  2. Trade imbalances - China and other emerging markets rely on U.S. demand to fuel export-driven growth. They buy U.S. Treasuries, keeping interest rates low and protecting Americans from the consequences of too much debt.
  3. Financial reward systems - Banks still pay and promote managers for generating above-average returns. These can only be obtained by taking on additional risks. The costs of those risks are spread throughout the economic system. They are ultimately born by taxpayers through government bailouts.

Rajan Oversaw Important Changes to the IMF

Rajan became the IMF Chief Economist at 40 (2003 - 2006).  At the time, it was seen as a big gamble for the IMF, since Rajan was a finance expert, not a classically trained economist. The Fund was criticized for its role in the 1997 Asian currency crisis, the Russian default which helped cause the LTCM hedge fund crisis, and the sovereign debt crises in Brazil and Argentina.

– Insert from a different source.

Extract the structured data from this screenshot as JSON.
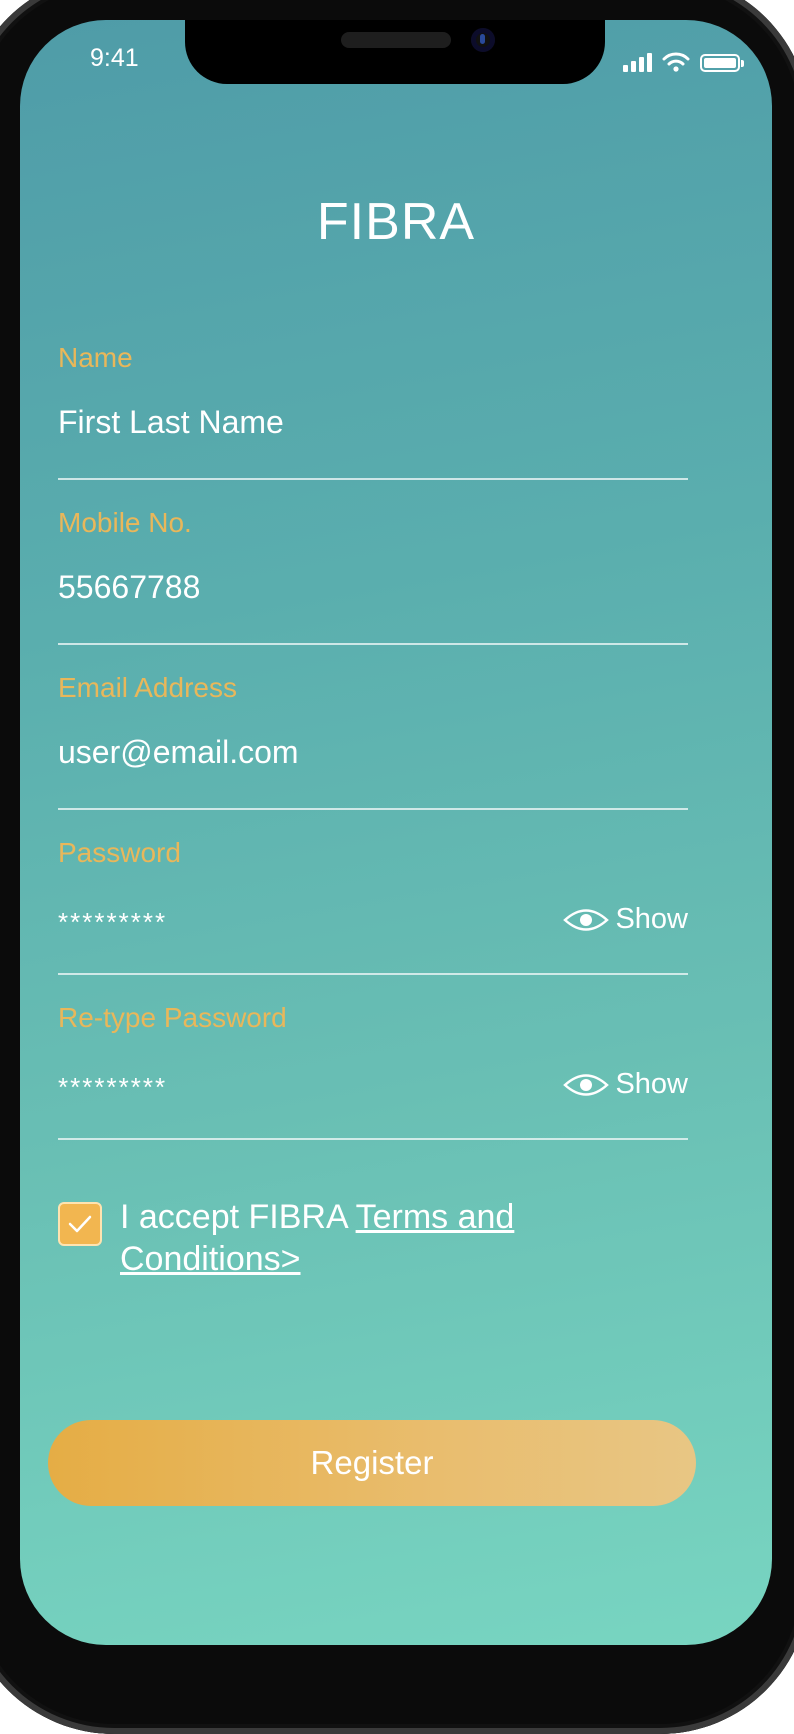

Economist Joseph Stiglitz, then chief economist of the World Bank, said the IMF stifled the economic growth of the countries it was trying to help by enforcing strict measures designed to cut back their debt burden. Unfortunately, these measures -- raising interest rates, removing controls on capital and cutting deficits -- impeded the very growth needed to fund debt repayment. 

Saving Capitalism from the Capitalists

Rajan's earlier book, Saving Capitalism from the Capitalists analyzed how free-market capitalism is subverted by lobbyists. They influence the government to deregulate so they can take on excessive risk in the name of global competitiveness. Or, they go the other way, and establish laws to protect their industries. Two examples of the latter are U.S. tariffs on imported steel, and subsidies to U.S. agribusiness that blocked the Doha free trade agreement.

Rajan's Early Career

Dr. Rajan received an electrical engineering degree from the Indian Institute of Technology in Delhi. He received an M.B.A. from the Indian Institute of Management in 1987. He earned a Ph.D in management from the Sloan School at MIT. He taught at Chicago's Booth School prior to, and following, his work at the IMF. Rajan's students nicknamed him "Frontier Function." That is an economic term that means the cutting edge of maximum value.

Rajan was a senior advisor to BDT Capital, Booz and Co, on the advisory board of Bank Itau-Unibanco's advisory board, and a director of the Chicago Council on Global Affairs. He was on the advisory councils for the Comptroller General of the United States and the FDIC.

In 2003, Rajan received the American Finance Association's first Fischer Black Prize for contributions to finance by an economist under 40. He was President of the Finance Association, as well as a member of the American Academy of Arts and Sciences. Rajan has been on the editorial boards of the American Economic Review and the Journal of Finance.

From 2006-2013, Rajan was the Eric J. Gleacher Distinguished Service Professor of Finance at the University of Chicago’s Booth School of Business. From 2003-2006, he was the Chief Economist for the International Monetary Fund. His book, Fault Lines: How Hidden Cracks Still Threaten the World Economy, won the Financial Times/Goldman Sachs Business Book of the Year award in 2010. He also received the Infosys Prize for Social Science - Economics in 2011

Rajan was the Chief Economic Adviser to India's Ministry of Finance in 2013, and an informal economic adviser to the Prime Minister from 2008-2012.